Iran warns strikes will damage West '10 times more'
IRAN'S powerful Revolutionary Guard began military exercises yesterday in the country's south, the latest show of force after threats to close the strategic Strait of Hormuz in retaliation for tougher Western sanctions.
Plans for new Iranian naval games in the Persian Gulf have been in the works for weeks. State media said that ground forces began manoeuvres in southern Iran, but it was not immediately clear whether it was part of the planned naval training missions scheduled for this month or a separate operation.
The latest military manoeuvres got under way following stern warnings by Iran's Supreme Leader, Ayatollah Ali Khamenei, about any possible US or Israeli attacks against Tehran's nuclear facilities. It also comes after Western forces boosted their naval presence in the Gulf, led by the American aircraft carrier USS Abraham Lincoln.
Iran has so far made no attempts to disrupt shipping through the Strait of Hormuz at the mouth of the Persian Gulf, the route for one-fifth of the world's crude oil. The US and allies have said they would respond swiftly to any attempts at a blockade.
Last month, Iran's navy wrapped up 10 days of exercises in the Gulf, but the Revolutionary Guard -- which is directly under control of the supreme leader -- represents a significantly stronger military force and controls key programmes such as missile development. Iranian state media announced the new manoeuvres, but gave no further details.
Khamenei, in a speech nationally broadcast last Friday, staked out a hard line after suggestions by Israel that military strikes are an increasing possibility if sanctions fail to rein in the Islamic Republic's nuclear programme.
He pledged to aid any nation or group that challenges Israel and said any military strikes would damage US interests in the Middle East "10 times" more than they would hurt Iran.
The comments also may signal that Tehran's proxy forces -- led by Lebanon's Islamic militant group Hezbollah -- could be given the green light to revive attacks on Israel as the showdown intensifies.
The West and its allies fear Iran could use its uranium enrichment labs -- which make nuclear fuel -- to eventually produce weapons-grade material.

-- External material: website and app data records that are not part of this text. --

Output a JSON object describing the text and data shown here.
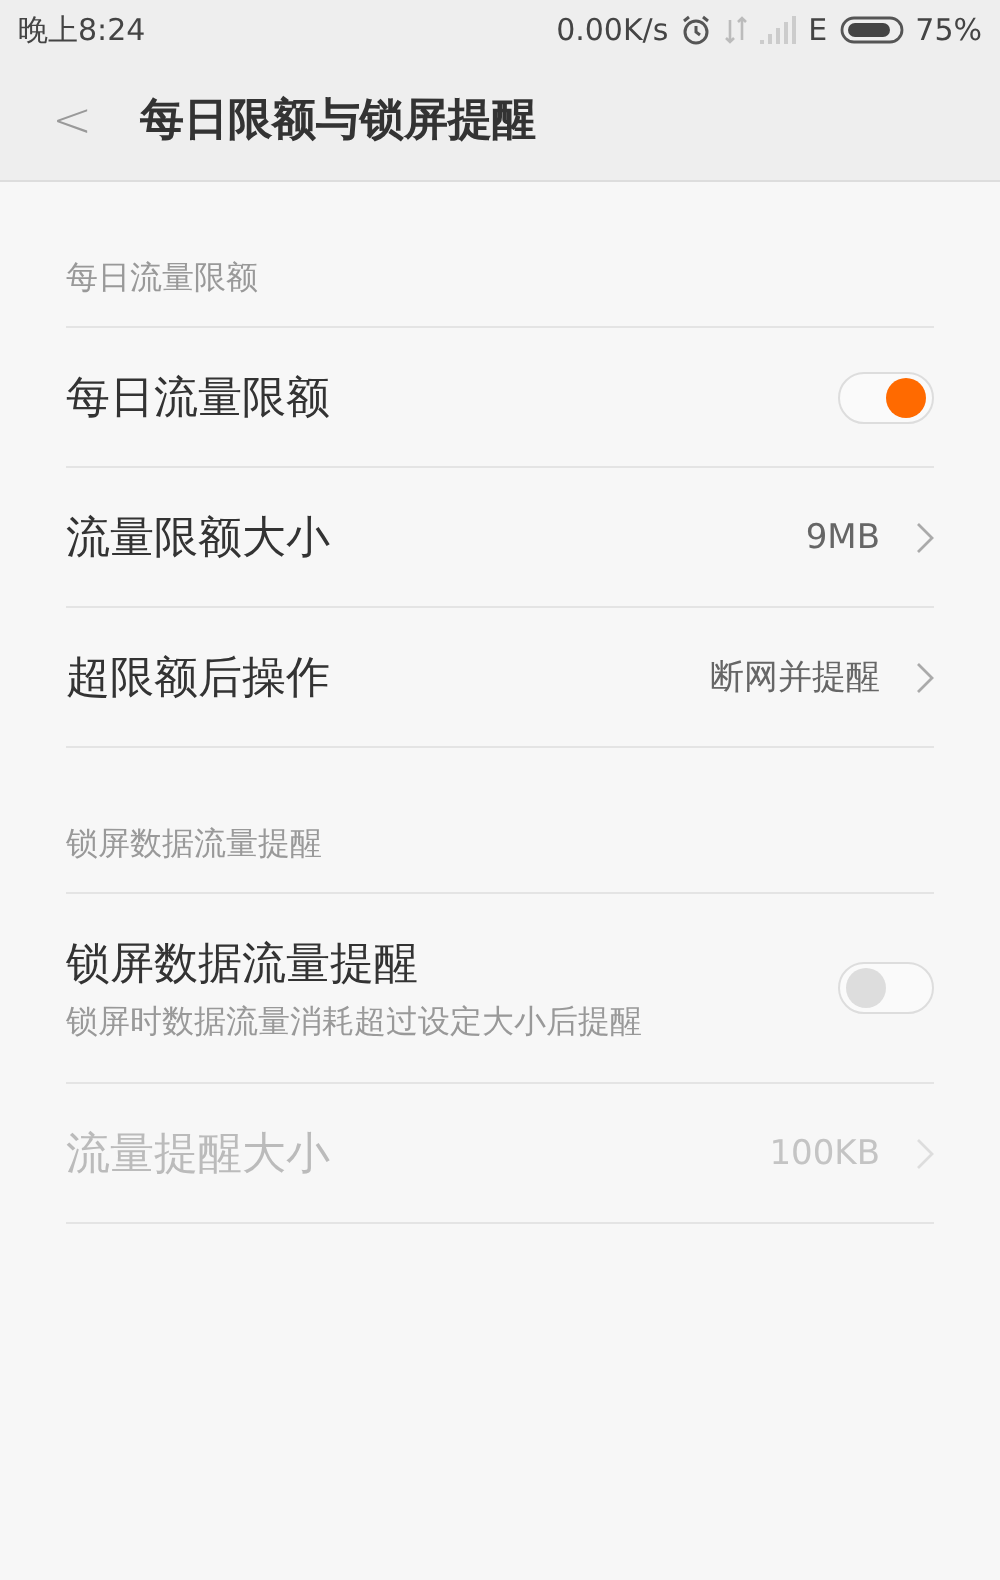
{
  "status_bar": {
    "time": "晚上8:24",
    "speed": "0.00K/s",
    "network": "E",
    "battery": "75%"
  },
  "header": {
    "back": "<",
    "title": "每日限额与锁屏提醒"
  },
  "sections": [
    {
      "title": "每日流量限额",
      "items": [
        {
          "kind": "toggle",
          "label": "每日流量限额",
          "on": true,
          "disabled": false
        },
        {
          "kind": "link",
          "label": "流量限额大小",
          "value": "9MB",
          "disabled": false
        },
        {
          "kind": "link",
          "label": "超限额后操作",
          "value": "断网并提醒",
          "disabled": false
        }
      ]
    },
    {
      "title": "锁屏数据流量提醒",
      "items": [
        {
          "kind": "toggle",
          "label": "锁屏数据流量提醒",
          "subtitle": "锁屏时数据流量消耗超过设定大小后提醒",
          "on": false,
          "disabled": false
        },
        {
          "kind": "link",
          "label": "流量提醒大小",
          "value": "100KB",
          "disabled": true
        }
      ]
    }
  ]
}
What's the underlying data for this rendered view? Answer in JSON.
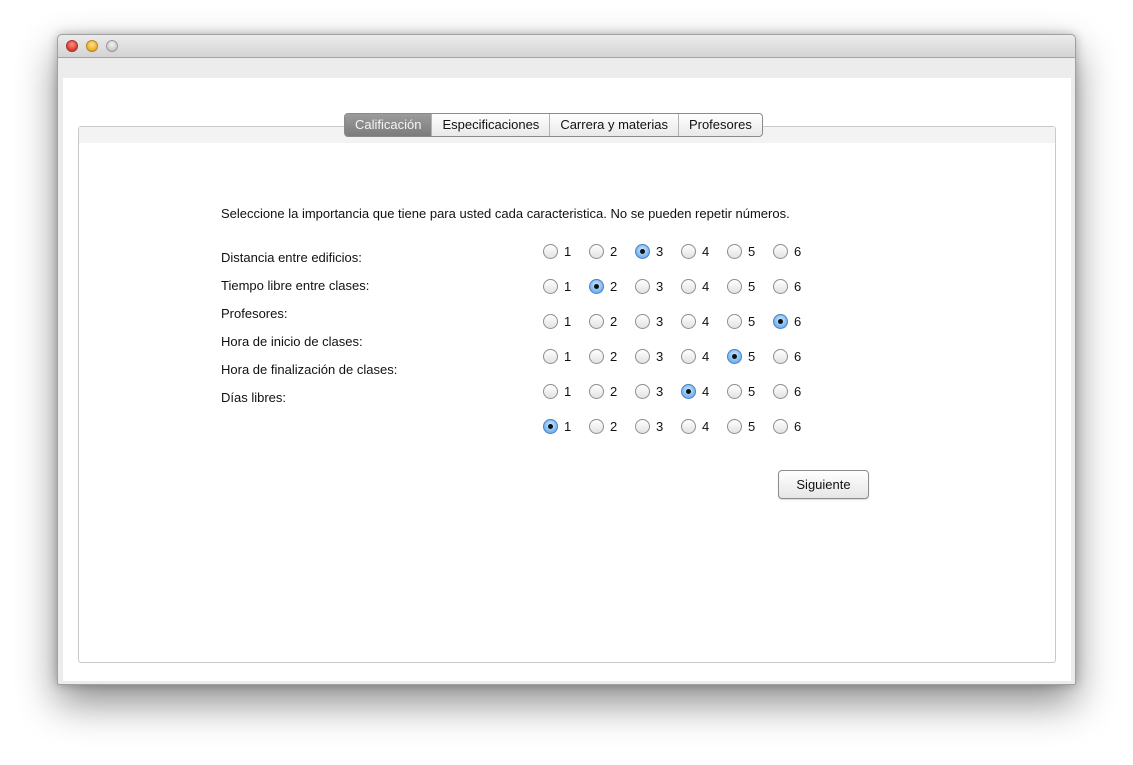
{
  "window": {
    "title": ""
  },
  "tabs": [
    {
      "label": "Calificación",
      "selected": true
    },
    {
      "label": "Especificaciones",
      "selected": false
    },
    {
      "label": "Carrera y materias",
      "selected": false
    },
    {
      "label": "Profesores",
      "selected": false
    }
  ],
  "instruction": "Seleccione la importancia que tiene para usted cada caracteristica. No se pueden repetir números.",
  "criteria": [
    "Distancia entre edificios:",
    "Tiempo libre entre clases:",
    "Profesores:",
    "Hora de inicio de clases:",
    "Hora de finalización de clases:",
    "Días libres:"
  ],
  "options": [
    "1",
    "2",
    "3",
    "4",
    "5",
    "6"
  ],
  "radio_groups": [
    {
      "selected": "3"
    },
    {
      "selected": "2"
    },
    {
      "selected": "6"
    },
    {
      "selected": "5"
    },
    {
      "selected": "4"
    },
    {
      "selected": "1"
    }
  ],
  "button": {
    "label": "Siguiente"
  },
  "colors": {
    "accent": "#5a9ce6",
    "selected_tab": "#8a8a8a"
  }
}
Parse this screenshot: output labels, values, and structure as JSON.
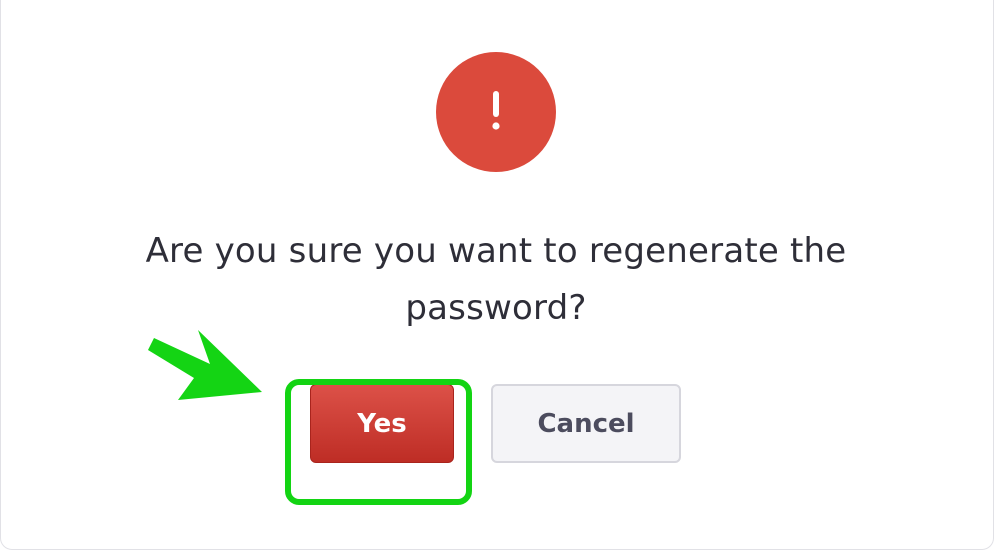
{
  "dialog": {
    "icon": "exclamation-icon",
    "message": "Are you sure you want to regenerate the password?",
    "confirm_label": "Yes",
    "cancel_label": "Cancel"
  },
  "annotation": {
    "arrow_icon": "green-arrow-icon",
    "highlight_color": "#13d413"
  },
  "colors": {
    "danger": "#db4a3c",
    "confirm_button": "#c83a31",
    "cancel_button": "#f4f4f7",
    "text": "#2e2e38"
  }
}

Iran insists it only seeks reactors for energy and medical research.
Israel has so far publicly backed the efforts by the US and European Union for tougher sanctions that target Iran's crucial oil exports.
But Israeli leaders have urged even harsher measures and warn that military action remains a clear option despite Western appeals to allow time for the economic pressures and isolation to bear down on Iran.
German foreign minister Guido Westerwelle said Europe won't accept a nuclear-armed Iran and that sanctions were essential to avoid a military confrontation.
"The decision to enlarge sanctions against Iran shows that Europe is not willing to accept a nuclear-armed Iran," Mr Westerwelle said.
"It would endanger the security architecture of the world as a whole. The point of sanctions is to avoid a military confrontation."
Iran's oil minister, Rostam Qassemi, repeated claims that an EU oil embargo would not cripple Iran's economy, claiming yesterday that the country already had identified new customers to replace the loss in European sales that accounted for about 18 per cent of Iran's exports.
Mr Qassemi also reinforced Iran's warning to Saudi Arabia and other fellow OPEC members against boosting production to offset any potential drop in Tehran's crude exports, saying the cartel should not be used as a political weapon against a member state.
Although Israel has raised the strongest hints that it is likely to start a military campaign, Khamenei reserved his strongest comments for Israel's key ally -- the USA.
A war itself "will damage the US 10 times more" than the region, said Khamenei.
Khamenei claimed Iran, however, could only emerge stronger. "Iran will not withdraw. Then what happens?" asked Khamenei.
"In conclusion, the West's hegemony and threats will be discredited" in the Middle East. "The hegemony of Iran will be promoted. In fact, this will be in our service."
Last Thursday, Israel's defence minister, Ehud Barak, suggested that the world was increasingly ready to consider a military strike if sanctions failed.